“I’ve learned that people will forget what you said, people will forget what you did, but people will never forget how you made them feel.” –Maya Angelou
A photo with this quote is one of the first things UCFPD’s new deputy chief hung in her office last week. Yes, her office.
Robin Griffin-Kitzerow joined UCF Police as deputy chief in March as the highest-ranking woman in the agency’s history.
“Over the course of my career, I have witnessed the positive strides women have made to open doors of opportunity in various roles, to include leadership,” says Griffin-Kitzerow. “I am grateful to those who have sacrificed before me and intend to work tirelessly to pave the way for those who come up behind me. My every desire is to make a positive difference in the lives of others while serving here at UCFPD.”
Prior to UCF, she spent nearly three years as deputy chief at Florida Atlantic University Police Department and previously worked with Palm Beach County Schools Police Department.
Griffin-Kitzerow is particularly passionate about school safety and threat management. She helped build and implement a comprehensive behavioral and threat management program in K-12 schools after the attack at Marjory Stoneman Douglas High School in 2018.
As she settles into her role at UCF, Griffin-Kitzerow says she plans to build upon what Chief Carl Metzger ’03MS has already started.
“Under Chief Metzger’s leadership, UCFPD has robust processes, training, policy and systems in place to ensure that the agency moves ahead seamlessly,” says Griffin-Kitzerow. “The agency really does run like a finely oiled machine.”
Her goals at UCF include enhancing employee recruitment, development and retention efforts; continued improvement to the threat management program; and legacy leadership planning.
One look at the wall of degrees in her office will tell you that education is important to her, and her pursuit of knowledge is ongoing.
Griffin-Kitzerow is currently working on her dissertation for her Ph.D. in forensic psychology, which she hopes to complete within the next few years. She’s completed two master’s degrees, one in psychology and another in public administration. She earned bachelor’s and associate’s degrees in business administration and criminal justice, respectively.
She hopes to add a UCF degree to her wall, too, to cement her connection to Knight Nation — after the Ph.D., of course.

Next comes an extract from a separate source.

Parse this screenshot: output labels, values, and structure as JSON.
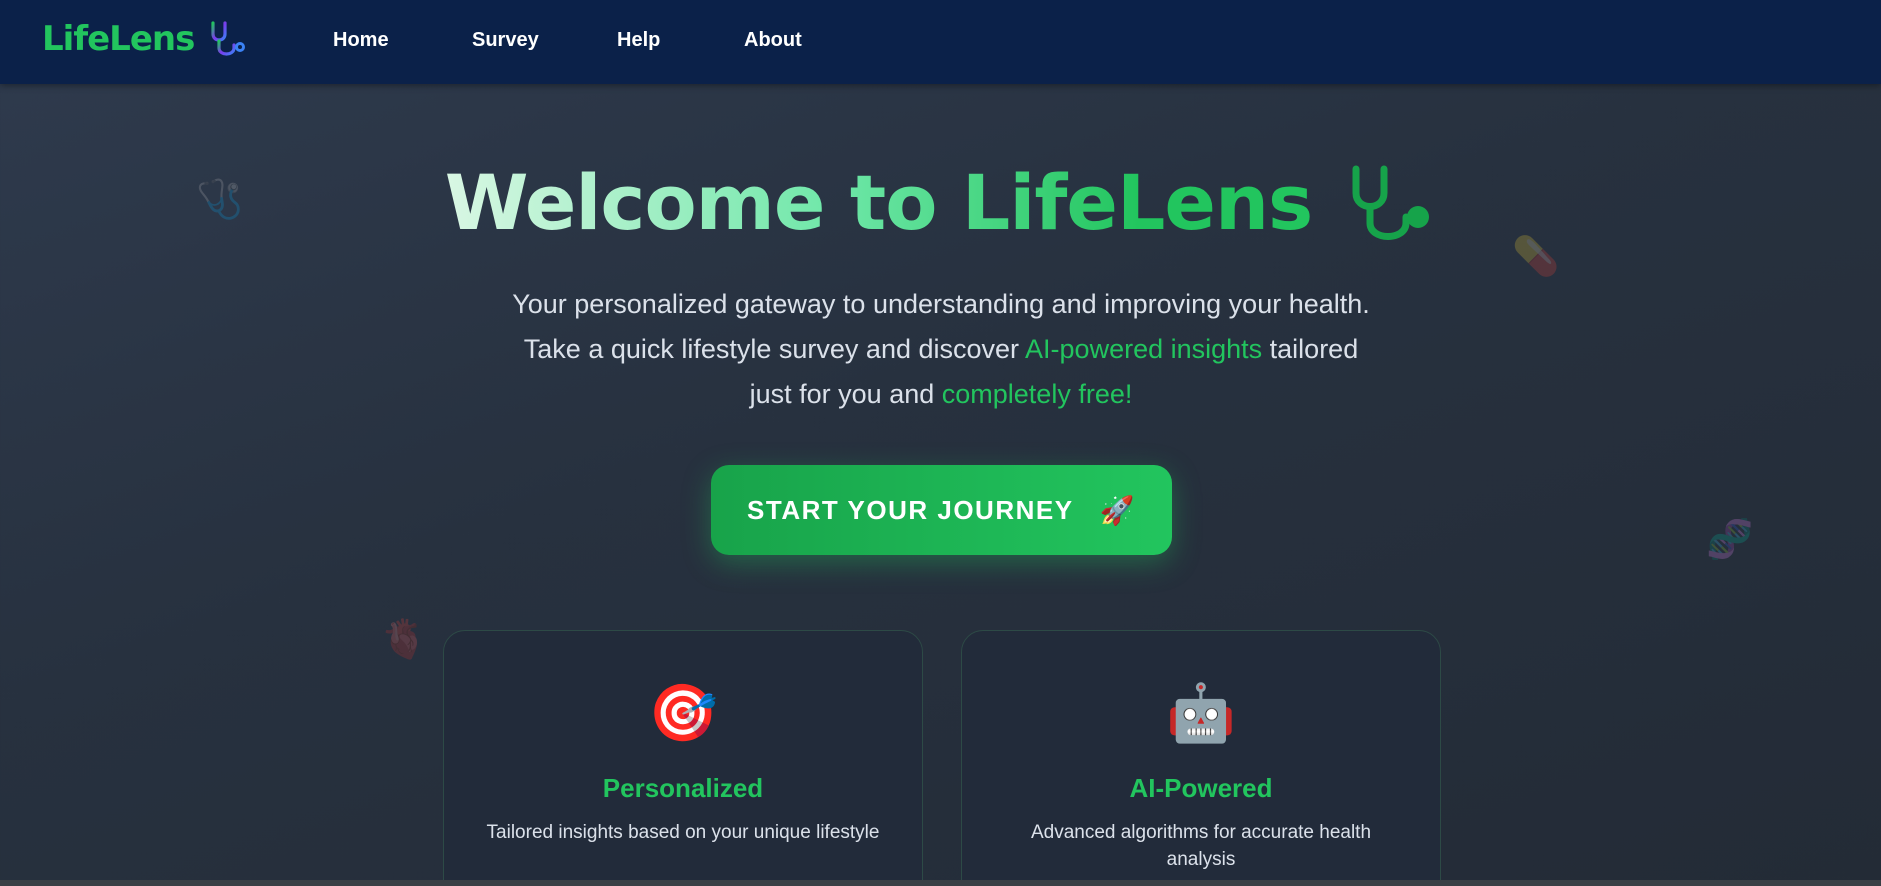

“UCF is an entire culture of amazing individuals who truly care about education, equity, professionalism, compassionate accountability and leaving the planet a little bit better than we all found it,” she says. “I am so proud of our university, our police department, our chief, our staff and our students. And I am so very proud to be a new member of the Knight family.”